BTW: Here we're discussing a quantum SDK - quantum computers being already available (although scarce), but English dictionary in Firefox still marks the word "qubit" as a mistake...
DDR5 memory should solve that bottleneck
 
Joined
Jun 28, 2016
Messages
2,532 (2.14/day)
DDR5 memory should solve that bottleneck
No, it won't. GDDR5 will be a few times faster. We are talking about 1000x more memory than what current consumer tech is designed for.
It's just too much for typical RAM usage. Even if we already had DDR12 with fast enough transfers, existing CPUs won't push data fast enough.
 
Joined
Nov 25, 2011
Messages
92 (0.03/day)
Do you, really?
Think about transfer speeds. It's not that easy to actually use 16TB as RAM. Servers have such amounts, but it's either for massive virtualization (shared among hundreds of users and many CPUs) or for in-memory database systems (or RAM-drives).
In a single-user and single-CPU workstation you'd struggle to use as much RAM today simply because of the bandwidth limitation (even if the CPU could address it all).

Quantum computers work differently. You don't upload data to the qubits and you don't read data from them. They kind of fill themselves during calculation and just return the result. :)

BTW: Here we're discussing a quantum SDK - quantum computers being already available (although scarce), but English dictionary in Firefox still marks the word "qubit" as a mistake...
Do you, really?
Think about transfer speeds. It's not that easy to actually use 16TB as RAM. Servers have such amounts, but it's either for massive virtualization (shared among hundreds of users and many CPUs) or for in-memory database systems (or RAM-drives).
In a single-user and single-CPU workstation you'd struggle to use as much RAM today simply because of the bandwidth limitation (even if the CPU could address it all).
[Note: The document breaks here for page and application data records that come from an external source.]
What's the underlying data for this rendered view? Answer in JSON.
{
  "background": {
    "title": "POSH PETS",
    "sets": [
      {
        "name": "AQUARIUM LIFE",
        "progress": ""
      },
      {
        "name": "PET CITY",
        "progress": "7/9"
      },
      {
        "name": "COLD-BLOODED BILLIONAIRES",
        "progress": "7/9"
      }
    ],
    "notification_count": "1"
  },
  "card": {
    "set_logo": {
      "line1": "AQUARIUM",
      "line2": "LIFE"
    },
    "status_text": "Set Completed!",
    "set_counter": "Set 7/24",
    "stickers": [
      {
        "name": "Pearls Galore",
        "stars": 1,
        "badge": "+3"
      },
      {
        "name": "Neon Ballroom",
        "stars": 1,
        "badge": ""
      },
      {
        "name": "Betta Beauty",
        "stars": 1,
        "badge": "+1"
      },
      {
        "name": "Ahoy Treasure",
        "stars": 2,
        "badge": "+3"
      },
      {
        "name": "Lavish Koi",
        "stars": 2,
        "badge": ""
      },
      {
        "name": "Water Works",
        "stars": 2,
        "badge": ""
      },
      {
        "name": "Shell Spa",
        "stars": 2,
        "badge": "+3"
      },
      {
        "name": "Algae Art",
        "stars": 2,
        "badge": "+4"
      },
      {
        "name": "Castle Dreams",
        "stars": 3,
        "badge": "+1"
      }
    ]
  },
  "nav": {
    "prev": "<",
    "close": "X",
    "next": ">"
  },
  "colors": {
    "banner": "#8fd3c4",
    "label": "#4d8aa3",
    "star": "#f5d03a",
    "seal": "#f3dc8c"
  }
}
Quantum computers work differently. You don't upload data to the qubits and you don't read data from them. They kind of fill themselves during calculation and just return the result. :)

BTW: Here we're discussing a quantum SDK - quantum computers being already available (although scarce), but English dictionary in Firefox still marks the word "qubit" as a mistake...
No, it won't. GDDR5 will be a few times faster. We are talking about 1000x more memory than what current consumer tech is designed for.
It's just too much for typical RAM usage. Even if we already had DDR12 with fast enough transfers, existing CPUs won't push data fast enough.
No, it won't. GDDR5 will be a few times faster. We are talking about 1000x more memory than what current consumer tech is designed for.
It's just too much for typical RAM usage. Even if we already had DDR12 with fast enough transfers, existing CPUs won't push data fast enough.
Good point
 
Top